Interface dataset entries
* * *

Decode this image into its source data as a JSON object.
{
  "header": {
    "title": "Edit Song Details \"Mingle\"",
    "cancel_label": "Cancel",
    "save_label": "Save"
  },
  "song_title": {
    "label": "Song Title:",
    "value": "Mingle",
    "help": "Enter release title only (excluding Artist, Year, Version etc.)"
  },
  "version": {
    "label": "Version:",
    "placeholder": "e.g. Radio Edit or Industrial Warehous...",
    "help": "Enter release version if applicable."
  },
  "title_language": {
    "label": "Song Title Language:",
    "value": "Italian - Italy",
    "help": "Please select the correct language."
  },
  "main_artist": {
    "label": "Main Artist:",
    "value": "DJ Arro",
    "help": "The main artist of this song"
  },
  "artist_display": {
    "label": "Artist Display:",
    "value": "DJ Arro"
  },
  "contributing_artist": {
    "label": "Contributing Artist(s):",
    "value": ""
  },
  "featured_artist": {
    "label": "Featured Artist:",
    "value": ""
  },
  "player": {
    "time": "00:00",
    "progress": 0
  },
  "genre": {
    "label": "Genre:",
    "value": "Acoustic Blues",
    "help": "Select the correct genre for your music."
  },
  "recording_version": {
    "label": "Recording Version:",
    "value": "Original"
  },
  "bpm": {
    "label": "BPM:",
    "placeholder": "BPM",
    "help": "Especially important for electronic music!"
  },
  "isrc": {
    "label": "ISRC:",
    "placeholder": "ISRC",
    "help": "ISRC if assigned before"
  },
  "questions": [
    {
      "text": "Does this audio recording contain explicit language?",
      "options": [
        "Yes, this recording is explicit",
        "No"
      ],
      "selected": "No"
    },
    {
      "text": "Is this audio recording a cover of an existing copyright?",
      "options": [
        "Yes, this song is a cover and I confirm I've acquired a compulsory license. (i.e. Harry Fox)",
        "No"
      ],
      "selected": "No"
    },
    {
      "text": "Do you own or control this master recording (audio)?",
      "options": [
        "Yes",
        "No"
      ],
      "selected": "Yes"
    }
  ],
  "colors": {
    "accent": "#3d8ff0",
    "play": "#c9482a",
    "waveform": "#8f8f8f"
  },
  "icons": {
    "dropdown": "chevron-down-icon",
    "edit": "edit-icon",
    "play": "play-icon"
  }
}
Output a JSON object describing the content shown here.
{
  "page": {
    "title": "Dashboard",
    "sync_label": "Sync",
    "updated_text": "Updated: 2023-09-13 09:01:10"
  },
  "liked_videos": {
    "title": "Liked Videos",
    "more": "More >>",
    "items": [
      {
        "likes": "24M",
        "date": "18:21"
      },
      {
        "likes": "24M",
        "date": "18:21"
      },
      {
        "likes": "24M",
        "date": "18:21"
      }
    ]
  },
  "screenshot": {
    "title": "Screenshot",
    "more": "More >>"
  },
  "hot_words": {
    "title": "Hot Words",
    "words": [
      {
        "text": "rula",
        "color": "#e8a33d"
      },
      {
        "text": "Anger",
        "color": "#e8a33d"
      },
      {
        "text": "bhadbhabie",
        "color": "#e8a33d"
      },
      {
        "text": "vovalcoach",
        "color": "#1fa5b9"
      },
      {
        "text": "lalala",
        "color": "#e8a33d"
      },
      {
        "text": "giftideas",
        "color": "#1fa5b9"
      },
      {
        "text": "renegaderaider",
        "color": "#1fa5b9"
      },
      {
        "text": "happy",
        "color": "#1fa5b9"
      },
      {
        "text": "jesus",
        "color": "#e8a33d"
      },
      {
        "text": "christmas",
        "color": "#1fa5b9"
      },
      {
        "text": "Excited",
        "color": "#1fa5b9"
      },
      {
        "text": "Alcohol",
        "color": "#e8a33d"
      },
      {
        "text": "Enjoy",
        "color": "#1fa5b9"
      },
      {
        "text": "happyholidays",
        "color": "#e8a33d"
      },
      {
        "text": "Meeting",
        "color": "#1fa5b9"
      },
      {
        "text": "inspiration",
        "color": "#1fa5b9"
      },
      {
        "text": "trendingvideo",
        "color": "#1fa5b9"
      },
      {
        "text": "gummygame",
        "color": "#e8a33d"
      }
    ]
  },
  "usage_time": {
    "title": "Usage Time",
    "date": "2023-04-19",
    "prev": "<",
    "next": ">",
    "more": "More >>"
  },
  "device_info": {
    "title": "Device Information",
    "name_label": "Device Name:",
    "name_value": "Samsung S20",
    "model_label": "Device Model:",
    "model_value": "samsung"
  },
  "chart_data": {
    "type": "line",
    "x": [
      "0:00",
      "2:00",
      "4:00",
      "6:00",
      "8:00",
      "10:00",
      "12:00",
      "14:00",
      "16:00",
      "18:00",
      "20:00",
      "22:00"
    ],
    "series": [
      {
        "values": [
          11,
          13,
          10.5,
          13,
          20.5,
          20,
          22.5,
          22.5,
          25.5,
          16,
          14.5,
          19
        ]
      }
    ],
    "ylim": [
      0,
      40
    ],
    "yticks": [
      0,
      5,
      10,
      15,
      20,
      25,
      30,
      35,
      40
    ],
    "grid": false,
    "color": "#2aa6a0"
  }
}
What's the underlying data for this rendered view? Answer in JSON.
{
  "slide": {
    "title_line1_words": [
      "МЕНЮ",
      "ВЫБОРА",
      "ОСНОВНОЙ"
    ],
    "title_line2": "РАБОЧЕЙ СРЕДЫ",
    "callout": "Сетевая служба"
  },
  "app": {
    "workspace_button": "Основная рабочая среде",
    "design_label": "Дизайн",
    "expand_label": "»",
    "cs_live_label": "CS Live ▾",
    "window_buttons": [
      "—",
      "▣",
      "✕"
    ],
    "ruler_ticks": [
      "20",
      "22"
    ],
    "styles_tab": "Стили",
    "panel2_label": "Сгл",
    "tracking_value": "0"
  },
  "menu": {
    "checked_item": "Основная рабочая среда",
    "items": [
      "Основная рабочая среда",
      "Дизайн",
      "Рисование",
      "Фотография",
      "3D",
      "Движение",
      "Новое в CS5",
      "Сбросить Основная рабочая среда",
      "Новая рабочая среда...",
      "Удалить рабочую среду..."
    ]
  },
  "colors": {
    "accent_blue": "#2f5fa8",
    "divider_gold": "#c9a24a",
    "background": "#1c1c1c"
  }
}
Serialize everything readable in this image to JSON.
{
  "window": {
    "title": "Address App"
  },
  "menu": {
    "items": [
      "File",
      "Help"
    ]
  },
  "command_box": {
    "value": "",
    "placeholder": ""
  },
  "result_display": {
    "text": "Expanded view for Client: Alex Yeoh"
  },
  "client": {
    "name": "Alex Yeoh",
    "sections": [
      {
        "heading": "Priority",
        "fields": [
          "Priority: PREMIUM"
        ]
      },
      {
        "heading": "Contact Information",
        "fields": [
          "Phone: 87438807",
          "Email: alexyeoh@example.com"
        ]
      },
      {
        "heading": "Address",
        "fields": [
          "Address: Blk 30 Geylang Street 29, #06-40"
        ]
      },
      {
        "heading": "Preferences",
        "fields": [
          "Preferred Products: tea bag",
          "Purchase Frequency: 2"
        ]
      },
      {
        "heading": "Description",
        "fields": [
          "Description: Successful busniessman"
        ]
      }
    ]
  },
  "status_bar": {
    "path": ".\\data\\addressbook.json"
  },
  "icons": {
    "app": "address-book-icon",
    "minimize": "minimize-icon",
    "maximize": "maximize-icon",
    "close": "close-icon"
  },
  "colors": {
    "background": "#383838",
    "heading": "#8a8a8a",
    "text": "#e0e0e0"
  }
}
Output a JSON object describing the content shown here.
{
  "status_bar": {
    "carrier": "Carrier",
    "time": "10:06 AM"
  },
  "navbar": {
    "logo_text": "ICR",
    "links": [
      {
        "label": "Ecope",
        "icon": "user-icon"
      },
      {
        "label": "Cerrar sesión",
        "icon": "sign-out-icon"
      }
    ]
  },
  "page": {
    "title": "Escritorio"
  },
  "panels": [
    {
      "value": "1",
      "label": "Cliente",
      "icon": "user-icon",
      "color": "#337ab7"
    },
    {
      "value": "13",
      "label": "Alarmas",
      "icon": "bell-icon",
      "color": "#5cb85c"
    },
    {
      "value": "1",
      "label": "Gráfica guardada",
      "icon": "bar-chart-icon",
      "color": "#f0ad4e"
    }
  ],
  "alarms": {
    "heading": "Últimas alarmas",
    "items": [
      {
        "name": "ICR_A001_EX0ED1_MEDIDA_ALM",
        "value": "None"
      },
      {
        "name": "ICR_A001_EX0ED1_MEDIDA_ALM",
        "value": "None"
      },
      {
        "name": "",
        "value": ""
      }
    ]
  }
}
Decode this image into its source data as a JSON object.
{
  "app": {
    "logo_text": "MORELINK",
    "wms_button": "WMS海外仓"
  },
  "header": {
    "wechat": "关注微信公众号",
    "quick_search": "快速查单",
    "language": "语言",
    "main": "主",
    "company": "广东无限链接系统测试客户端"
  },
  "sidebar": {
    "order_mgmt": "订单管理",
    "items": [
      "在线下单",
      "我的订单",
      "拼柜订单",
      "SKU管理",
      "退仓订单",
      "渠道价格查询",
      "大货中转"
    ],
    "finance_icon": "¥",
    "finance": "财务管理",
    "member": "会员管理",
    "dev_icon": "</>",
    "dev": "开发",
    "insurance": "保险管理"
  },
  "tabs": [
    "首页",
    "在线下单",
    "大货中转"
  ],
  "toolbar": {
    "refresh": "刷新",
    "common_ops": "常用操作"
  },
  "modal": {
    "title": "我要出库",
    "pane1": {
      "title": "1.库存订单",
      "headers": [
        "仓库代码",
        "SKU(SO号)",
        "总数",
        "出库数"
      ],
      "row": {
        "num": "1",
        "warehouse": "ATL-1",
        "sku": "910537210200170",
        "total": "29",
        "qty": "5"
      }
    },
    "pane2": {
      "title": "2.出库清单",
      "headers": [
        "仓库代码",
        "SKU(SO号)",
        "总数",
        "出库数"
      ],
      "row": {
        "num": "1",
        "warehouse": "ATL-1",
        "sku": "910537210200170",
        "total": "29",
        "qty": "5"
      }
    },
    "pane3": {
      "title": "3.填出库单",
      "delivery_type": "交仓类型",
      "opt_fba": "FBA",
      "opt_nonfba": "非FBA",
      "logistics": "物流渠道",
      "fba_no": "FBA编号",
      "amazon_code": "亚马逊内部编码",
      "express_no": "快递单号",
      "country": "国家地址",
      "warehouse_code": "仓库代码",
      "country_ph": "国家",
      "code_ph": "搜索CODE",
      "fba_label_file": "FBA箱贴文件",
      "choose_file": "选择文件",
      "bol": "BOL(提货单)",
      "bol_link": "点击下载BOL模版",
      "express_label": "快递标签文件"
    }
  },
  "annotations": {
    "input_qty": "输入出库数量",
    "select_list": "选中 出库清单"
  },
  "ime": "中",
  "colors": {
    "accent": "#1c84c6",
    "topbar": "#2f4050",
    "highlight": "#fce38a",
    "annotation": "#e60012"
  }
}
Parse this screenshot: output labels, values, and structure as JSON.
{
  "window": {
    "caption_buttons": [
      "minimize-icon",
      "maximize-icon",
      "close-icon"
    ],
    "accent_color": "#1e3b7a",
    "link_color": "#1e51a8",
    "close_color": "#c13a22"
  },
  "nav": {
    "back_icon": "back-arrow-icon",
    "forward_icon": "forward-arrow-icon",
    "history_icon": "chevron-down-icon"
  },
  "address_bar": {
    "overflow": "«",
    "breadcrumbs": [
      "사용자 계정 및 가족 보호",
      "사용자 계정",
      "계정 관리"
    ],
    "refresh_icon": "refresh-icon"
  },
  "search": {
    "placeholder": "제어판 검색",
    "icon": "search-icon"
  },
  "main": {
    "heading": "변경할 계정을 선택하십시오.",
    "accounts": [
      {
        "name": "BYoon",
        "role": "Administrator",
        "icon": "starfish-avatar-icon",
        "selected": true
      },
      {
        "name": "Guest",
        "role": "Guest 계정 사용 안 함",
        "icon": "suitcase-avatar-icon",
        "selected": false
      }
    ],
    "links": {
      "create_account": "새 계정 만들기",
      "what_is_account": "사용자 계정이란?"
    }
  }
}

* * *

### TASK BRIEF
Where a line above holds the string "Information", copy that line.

### EXERCISE ANSWER
    "title": "Device Information",
        "heading": "Contact Information",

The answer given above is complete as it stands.